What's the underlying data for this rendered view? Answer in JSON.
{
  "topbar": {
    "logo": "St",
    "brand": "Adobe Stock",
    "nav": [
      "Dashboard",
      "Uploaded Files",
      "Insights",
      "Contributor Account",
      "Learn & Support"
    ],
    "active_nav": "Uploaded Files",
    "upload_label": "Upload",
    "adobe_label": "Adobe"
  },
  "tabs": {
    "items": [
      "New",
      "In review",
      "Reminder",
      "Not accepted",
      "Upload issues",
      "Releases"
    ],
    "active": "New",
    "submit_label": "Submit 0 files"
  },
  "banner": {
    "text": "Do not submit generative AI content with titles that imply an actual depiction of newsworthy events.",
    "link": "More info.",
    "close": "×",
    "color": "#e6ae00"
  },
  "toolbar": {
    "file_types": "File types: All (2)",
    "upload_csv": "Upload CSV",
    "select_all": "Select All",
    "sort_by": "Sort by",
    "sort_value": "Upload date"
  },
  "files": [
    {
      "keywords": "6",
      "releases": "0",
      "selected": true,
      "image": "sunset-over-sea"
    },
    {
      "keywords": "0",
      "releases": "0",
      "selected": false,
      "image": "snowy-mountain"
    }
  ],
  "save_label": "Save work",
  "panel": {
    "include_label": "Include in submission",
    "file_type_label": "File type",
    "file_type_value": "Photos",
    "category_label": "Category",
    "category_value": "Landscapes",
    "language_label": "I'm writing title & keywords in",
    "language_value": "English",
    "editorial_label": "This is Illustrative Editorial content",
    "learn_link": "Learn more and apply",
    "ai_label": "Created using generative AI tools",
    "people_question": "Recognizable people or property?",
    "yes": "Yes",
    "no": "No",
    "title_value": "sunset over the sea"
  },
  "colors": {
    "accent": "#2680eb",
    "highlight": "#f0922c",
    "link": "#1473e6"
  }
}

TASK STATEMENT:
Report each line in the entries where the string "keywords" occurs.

RESPONSE BOX:
      "keywords": "6",
      "keywords": "0",
    "language_label": "I'm writing title & keywords in",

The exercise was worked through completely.